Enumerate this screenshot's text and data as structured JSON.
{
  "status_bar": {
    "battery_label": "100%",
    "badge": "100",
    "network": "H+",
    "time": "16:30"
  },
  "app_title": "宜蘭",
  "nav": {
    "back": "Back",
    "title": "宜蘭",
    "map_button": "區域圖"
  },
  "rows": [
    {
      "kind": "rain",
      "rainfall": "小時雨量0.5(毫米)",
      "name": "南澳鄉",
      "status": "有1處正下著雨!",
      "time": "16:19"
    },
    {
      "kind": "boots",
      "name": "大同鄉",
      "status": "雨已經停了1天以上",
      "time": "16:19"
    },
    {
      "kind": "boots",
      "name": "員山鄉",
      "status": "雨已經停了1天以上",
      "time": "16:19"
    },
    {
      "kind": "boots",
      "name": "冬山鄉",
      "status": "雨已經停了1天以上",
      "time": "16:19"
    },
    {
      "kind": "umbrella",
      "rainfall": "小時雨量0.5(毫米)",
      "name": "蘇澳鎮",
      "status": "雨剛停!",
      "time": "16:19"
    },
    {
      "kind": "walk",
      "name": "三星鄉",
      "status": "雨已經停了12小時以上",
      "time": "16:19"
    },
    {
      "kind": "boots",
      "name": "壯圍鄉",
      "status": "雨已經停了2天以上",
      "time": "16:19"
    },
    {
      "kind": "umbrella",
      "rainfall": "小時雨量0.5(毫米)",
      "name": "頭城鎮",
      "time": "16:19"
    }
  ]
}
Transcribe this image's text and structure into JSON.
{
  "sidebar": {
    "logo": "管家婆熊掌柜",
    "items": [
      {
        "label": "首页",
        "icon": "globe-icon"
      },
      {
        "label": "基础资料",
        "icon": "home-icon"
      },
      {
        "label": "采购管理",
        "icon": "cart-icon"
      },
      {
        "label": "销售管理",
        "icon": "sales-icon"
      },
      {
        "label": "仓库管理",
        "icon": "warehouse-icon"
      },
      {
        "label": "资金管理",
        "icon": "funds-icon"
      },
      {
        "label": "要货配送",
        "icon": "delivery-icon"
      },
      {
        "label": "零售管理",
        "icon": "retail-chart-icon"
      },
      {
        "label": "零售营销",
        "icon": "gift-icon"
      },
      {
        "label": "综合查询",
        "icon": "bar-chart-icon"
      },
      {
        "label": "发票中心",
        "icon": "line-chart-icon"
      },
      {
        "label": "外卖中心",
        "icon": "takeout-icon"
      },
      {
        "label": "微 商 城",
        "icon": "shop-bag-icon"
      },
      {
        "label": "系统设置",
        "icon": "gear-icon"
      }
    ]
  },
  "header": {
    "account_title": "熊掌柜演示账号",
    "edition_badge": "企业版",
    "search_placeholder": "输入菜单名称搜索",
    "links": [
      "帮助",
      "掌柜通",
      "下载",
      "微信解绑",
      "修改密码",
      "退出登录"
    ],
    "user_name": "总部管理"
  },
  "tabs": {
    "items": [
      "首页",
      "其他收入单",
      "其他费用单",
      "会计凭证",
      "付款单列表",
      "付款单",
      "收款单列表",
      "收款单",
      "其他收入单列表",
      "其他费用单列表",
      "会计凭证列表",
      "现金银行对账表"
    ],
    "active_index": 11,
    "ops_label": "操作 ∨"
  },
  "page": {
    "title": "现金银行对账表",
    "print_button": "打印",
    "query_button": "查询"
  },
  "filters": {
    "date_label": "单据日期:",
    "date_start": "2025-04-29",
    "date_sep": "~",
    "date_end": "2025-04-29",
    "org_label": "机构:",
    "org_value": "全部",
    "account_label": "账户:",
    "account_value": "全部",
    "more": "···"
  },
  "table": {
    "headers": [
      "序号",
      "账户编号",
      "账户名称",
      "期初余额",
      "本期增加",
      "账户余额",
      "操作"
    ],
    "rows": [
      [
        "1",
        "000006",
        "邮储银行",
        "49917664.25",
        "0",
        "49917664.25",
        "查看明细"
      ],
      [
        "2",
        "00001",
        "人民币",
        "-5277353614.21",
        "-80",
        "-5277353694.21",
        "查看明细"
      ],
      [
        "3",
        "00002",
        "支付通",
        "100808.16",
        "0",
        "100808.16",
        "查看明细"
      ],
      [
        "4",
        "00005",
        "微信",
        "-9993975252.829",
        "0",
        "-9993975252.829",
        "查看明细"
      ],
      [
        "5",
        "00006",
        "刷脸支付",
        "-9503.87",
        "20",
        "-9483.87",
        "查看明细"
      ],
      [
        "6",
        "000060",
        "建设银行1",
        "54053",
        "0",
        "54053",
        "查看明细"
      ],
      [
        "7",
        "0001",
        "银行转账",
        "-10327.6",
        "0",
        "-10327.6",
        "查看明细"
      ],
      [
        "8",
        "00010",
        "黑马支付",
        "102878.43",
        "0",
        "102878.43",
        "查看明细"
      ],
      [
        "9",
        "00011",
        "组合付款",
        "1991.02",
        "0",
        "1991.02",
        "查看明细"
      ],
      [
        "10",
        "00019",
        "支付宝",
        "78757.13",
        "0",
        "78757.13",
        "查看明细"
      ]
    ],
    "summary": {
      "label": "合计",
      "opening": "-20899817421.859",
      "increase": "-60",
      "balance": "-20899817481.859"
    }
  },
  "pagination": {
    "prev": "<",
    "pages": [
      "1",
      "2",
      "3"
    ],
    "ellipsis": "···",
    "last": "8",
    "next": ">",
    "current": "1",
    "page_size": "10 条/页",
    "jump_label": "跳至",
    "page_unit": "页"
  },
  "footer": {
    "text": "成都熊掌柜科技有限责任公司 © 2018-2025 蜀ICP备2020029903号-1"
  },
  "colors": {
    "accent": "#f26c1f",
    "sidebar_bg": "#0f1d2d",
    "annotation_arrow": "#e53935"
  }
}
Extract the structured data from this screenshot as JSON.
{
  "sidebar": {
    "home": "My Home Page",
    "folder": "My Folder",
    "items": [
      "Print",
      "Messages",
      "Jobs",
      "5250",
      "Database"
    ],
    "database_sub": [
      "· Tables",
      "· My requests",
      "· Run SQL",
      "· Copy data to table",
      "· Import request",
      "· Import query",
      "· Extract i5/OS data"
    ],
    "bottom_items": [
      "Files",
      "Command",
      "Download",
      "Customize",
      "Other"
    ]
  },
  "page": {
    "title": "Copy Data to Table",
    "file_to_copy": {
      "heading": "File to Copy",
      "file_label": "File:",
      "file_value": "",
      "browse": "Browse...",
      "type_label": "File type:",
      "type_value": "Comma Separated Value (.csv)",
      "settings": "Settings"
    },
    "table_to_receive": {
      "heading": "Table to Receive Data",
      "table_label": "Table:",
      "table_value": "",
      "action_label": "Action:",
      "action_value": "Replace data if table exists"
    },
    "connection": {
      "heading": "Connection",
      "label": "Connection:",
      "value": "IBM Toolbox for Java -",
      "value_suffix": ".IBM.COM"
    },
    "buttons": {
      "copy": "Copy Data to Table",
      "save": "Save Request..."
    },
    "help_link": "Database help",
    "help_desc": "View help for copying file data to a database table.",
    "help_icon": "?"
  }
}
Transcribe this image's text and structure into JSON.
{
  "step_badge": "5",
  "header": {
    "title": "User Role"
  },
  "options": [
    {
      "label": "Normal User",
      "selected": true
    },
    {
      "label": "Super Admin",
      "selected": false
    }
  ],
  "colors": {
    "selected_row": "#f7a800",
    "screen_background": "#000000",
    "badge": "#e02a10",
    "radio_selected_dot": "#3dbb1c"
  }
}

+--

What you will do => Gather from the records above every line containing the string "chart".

Task solution =>
        "icon": "retail-chart-icon"
        "icon": "bar-chart-icon"
        "icon": "line-chart-icon"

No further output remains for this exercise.